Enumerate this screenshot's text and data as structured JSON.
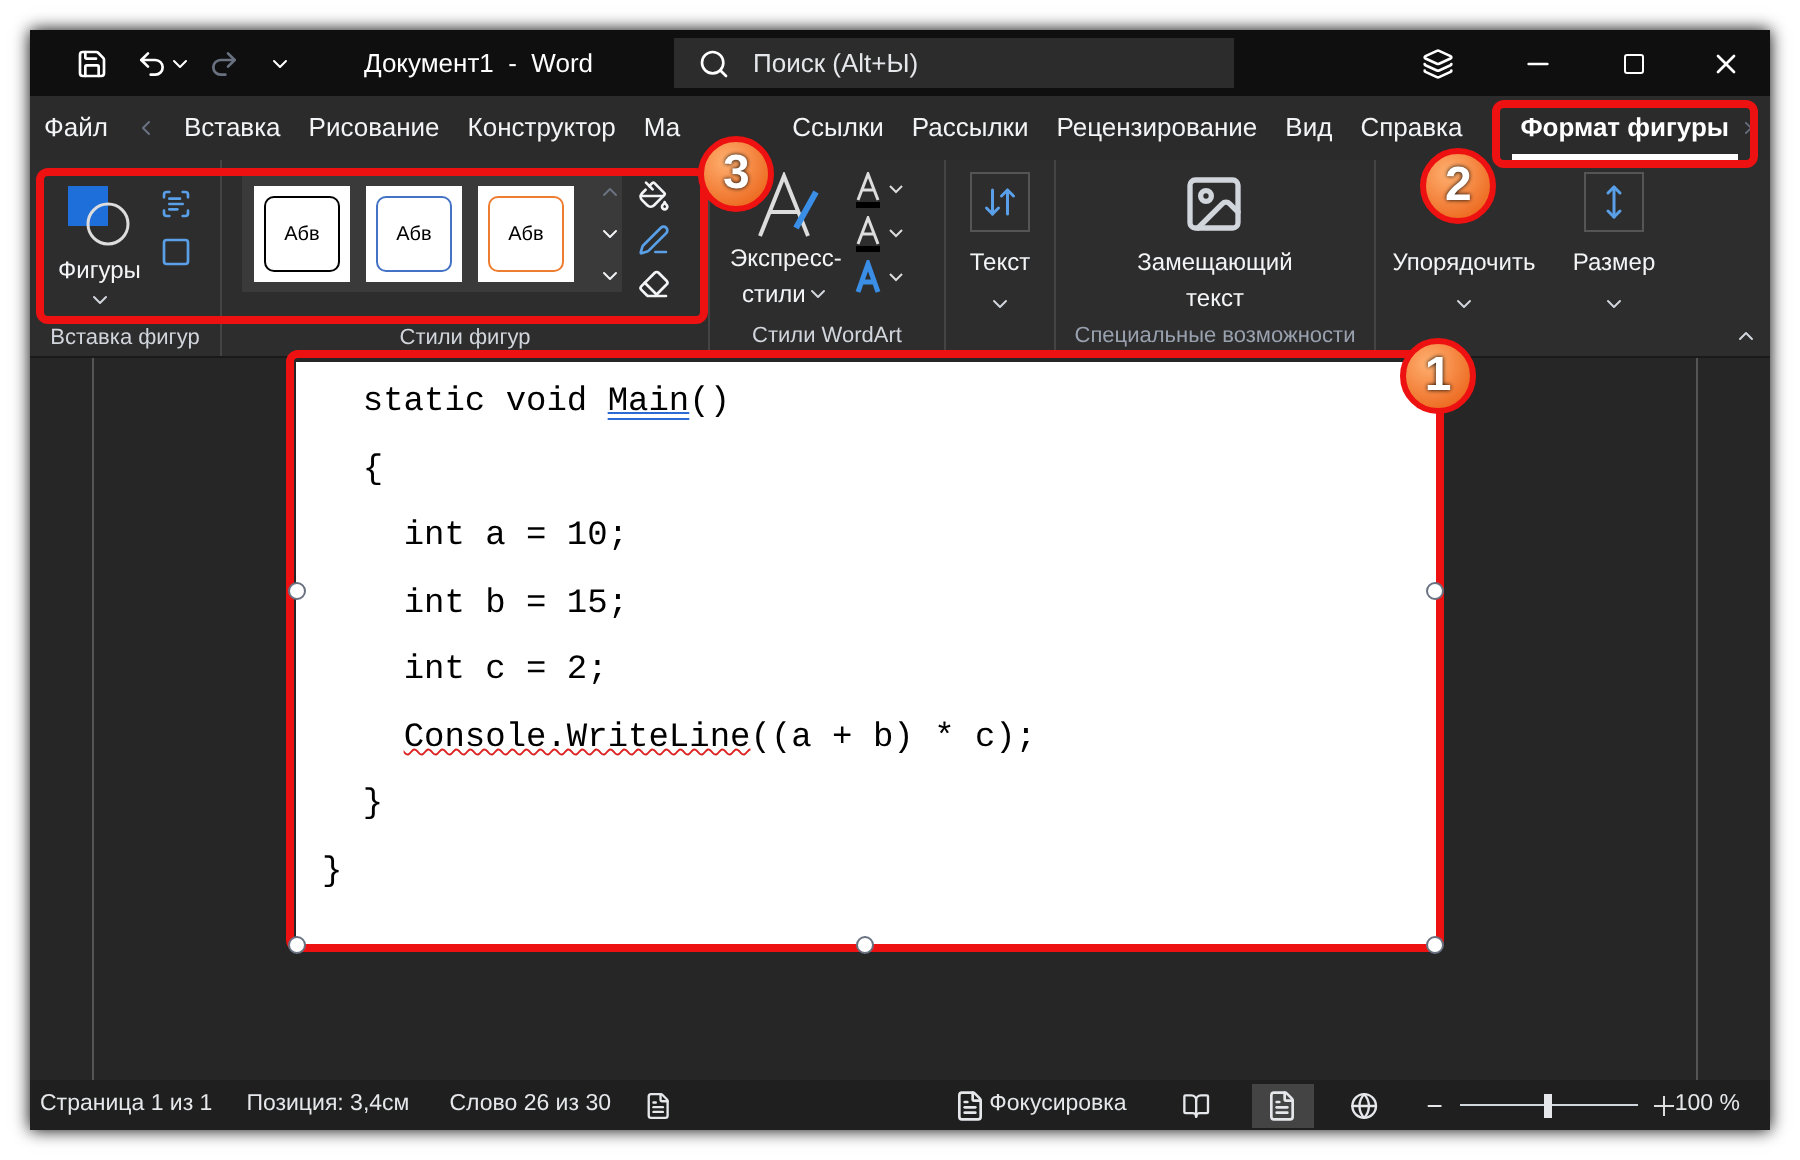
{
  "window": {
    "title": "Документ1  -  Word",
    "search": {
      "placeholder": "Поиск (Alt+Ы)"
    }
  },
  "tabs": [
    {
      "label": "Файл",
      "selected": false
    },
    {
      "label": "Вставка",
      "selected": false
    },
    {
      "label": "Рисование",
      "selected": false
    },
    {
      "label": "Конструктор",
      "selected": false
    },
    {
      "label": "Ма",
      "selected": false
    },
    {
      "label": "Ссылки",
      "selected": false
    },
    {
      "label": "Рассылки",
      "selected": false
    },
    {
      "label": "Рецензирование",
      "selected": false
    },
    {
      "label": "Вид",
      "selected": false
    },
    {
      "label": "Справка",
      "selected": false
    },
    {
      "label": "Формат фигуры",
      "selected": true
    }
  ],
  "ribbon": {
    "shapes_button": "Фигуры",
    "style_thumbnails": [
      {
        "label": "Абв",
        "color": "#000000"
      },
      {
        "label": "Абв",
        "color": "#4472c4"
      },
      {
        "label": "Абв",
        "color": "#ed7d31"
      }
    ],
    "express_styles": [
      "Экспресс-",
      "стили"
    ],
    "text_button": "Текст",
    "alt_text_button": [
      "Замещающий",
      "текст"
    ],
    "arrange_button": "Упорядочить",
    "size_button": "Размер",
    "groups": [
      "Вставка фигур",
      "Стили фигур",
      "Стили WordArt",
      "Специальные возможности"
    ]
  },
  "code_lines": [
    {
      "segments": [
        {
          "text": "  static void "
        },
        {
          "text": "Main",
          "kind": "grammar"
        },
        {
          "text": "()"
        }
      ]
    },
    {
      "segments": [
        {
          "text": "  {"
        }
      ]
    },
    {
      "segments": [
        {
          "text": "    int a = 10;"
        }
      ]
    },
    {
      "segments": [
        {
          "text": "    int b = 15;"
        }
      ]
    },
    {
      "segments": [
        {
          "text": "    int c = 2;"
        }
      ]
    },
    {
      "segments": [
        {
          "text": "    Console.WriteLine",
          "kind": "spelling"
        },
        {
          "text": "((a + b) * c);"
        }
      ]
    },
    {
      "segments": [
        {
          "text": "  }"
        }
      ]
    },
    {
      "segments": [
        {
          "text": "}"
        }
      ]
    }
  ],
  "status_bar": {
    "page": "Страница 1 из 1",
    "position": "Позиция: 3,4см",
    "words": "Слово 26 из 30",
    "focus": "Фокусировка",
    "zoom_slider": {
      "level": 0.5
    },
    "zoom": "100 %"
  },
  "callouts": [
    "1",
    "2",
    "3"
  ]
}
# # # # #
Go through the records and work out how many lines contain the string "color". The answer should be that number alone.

* _TASK SOLUTION_:
3